* [AVAILABLE RECORDS]:
<<<<

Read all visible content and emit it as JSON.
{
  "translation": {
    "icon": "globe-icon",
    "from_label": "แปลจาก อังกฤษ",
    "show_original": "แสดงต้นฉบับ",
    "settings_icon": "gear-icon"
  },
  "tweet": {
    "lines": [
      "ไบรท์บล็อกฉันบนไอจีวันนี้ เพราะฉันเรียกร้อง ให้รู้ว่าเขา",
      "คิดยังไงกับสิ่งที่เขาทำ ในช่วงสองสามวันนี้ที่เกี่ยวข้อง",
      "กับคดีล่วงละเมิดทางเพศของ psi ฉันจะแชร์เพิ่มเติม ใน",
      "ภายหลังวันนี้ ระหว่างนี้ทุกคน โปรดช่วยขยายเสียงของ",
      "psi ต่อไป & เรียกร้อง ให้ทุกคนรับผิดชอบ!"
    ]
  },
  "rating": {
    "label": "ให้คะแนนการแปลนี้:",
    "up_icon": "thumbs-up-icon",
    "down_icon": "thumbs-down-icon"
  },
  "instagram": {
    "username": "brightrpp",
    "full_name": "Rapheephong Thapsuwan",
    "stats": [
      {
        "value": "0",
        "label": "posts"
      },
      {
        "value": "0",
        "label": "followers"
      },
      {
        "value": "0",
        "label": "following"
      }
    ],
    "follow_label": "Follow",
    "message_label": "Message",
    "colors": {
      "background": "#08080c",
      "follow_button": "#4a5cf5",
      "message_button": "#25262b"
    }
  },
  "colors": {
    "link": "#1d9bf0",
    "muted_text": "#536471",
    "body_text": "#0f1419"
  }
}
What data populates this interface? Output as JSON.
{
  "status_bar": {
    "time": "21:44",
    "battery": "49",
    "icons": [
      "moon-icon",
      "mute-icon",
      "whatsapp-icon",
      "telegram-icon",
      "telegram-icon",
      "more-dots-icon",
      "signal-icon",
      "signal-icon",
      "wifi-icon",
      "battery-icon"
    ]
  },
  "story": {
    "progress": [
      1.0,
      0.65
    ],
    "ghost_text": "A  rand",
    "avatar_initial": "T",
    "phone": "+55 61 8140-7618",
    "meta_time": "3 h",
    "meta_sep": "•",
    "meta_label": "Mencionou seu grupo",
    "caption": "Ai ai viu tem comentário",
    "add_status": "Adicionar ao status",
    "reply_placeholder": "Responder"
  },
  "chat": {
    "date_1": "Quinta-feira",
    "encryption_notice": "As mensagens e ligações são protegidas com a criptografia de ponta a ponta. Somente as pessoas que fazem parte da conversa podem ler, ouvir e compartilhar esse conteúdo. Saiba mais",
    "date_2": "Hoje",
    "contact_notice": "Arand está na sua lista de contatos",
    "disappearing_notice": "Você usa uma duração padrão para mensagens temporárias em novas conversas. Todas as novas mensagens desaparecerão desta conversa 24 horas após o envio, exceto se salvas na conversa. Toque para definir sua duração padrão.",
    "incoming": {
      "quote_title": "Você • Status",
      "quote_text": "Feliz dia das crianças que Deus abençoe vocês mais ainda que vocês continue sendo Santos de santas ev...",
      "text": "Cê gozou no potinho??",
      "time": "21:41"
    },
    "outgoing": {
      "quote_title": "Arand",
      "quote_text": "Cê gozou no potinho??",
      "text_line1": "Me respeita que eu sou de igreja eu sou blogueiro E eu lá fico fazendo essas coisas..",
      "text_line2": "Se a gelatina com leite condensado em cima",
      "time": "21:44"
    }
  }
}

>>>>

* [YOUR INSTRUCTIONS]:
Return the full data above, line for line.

* [TASK RESULT]:
Read all visible content and emit it as JSON.
{
  "translation": {
    "icon": "globe-icon",
    "from_label": "แปลจาก อังกฤษ",
    "show_original": "แสดงต้นฉบับ",
    "settings_icon": "gear-icon"
  },
  "tweet": {
    "lines": [
      "ไบรท์บล็อกฉันบนไอจีวันนี้ เพราะฉันเรียกร้อง ให้รู้ว่าเขา",
      "คิดยังไงกับสิ่งที่เขาทำ ในช่วงสองสามวันนี้ที่เกี่ยวข้อง",
      "กับคดีล่วงละเมิดทางเพศของ psi ฉันจะแชร์เพิ่มเติม ใน",
      "ภายหลังวันนี้ ระหว่างนี้ทุกคน โปรดช่วยขยายเสียงของ",
      "psi ต่อไป & เรียกร้อง ให้ทุกคนรับผิดชอบ!"
    ]
  },
  "rating": {
    "label": "ให้คะแนนการแปลนี้:",
    "up_icon": "thumbs-up-icon",
    "down_icon": "thumbs-down-icon"
  },
  "instagram": {
    "username": "brightrpp",
    "full_name": "Rapheephong Thapsuwan",
    "stats": [
      {
        "value": "0",
        "label": "posts"
      },
      {
        "value": "0",
        "label": "followers"
      },
      {
        "value": "0",
        "label": "following"
      }
    ],
    "follow_label": "Follow",
    "message_label": "Message",
    "colors": {
      "background": "#08080c",
      "follow_button": "#4a5cf5",
      "message_button": "#25262b"
    }
  },
  "colors": {
    "link": "#1d9bf0",
    "muted_text": "#536471",
    "body_text": "#0f1419"
  }
}
What data populates this interface? Output as JSON.
{
  "status_bar": {
    "time": "21:44",
    "battery": "49",
    "icons": [
      "moon-icon",
      "mute-icon",
      "whatsapp-icon",
      "telegram-icon",
      "telegram-icon",
      "more-dots-icon",
      "signal-icon",
      "signal-icon",
      "wifi-icon",
      "battery-icon"
    ]
  },
  "story": {
    "progress": [
      1.0,
      0.65
    ],
    "ghost_text": "A  rand",
    "avatar_initial": "T",
    "phone": "+55 61 8140-7618",
    "meta_time": "3 h",
    "meta_sep": "•",
    "meta_label": "Mencionou seu grupo",
    "caption": "Ai ai viu tem comentário",
    "add_status": "Adicionar ao status",
    "reply_placeholder": "Responder"
  },
  "chat": {
    "date_1": "Quinta-feira",
    "encryption_notice": "As mensagens e ligações são protegidas com a criptografia de ponta a ponta. Somente as pessoas que fazem parte da conversa podem ler, ouvir e compartilhar esse conteúdo. Saiba mais",
    "date_2": "Hoje",
    "contact_notice": "Arand está na sua lista de contatos",
    "disappearing_notice": "Você usa uma duração padrão para mensagens temporárias em novas conversas. Todas as novas mensagens desaparecerão desta conversa 24 horas após o envio, exceto se salvas na conversa. Toque para definir sua duração padrão.",
    "incoming": {
      "quote_title": "Você • Status",
      "quote_text": "Feliz dia das crianças que Deus abençoe vocês mais ainda que vocês continue sendo Santos de santas ev...",
      "text": "Cê gozou no potinho??",
      "time": "21:41"
    },
    "outgoing": {
      "quote_title": "Arand",
      "quote_text": "Cê gozou no potinho??",
      "text_line1": "Me respeita que eu sou de igreja eu sou blogueiro E eu lá fico fazendo essas coisas..",
      "text_line2": "Se a gelatina com leite condensado em cima",
      "time": "21:44"
    }
  }
}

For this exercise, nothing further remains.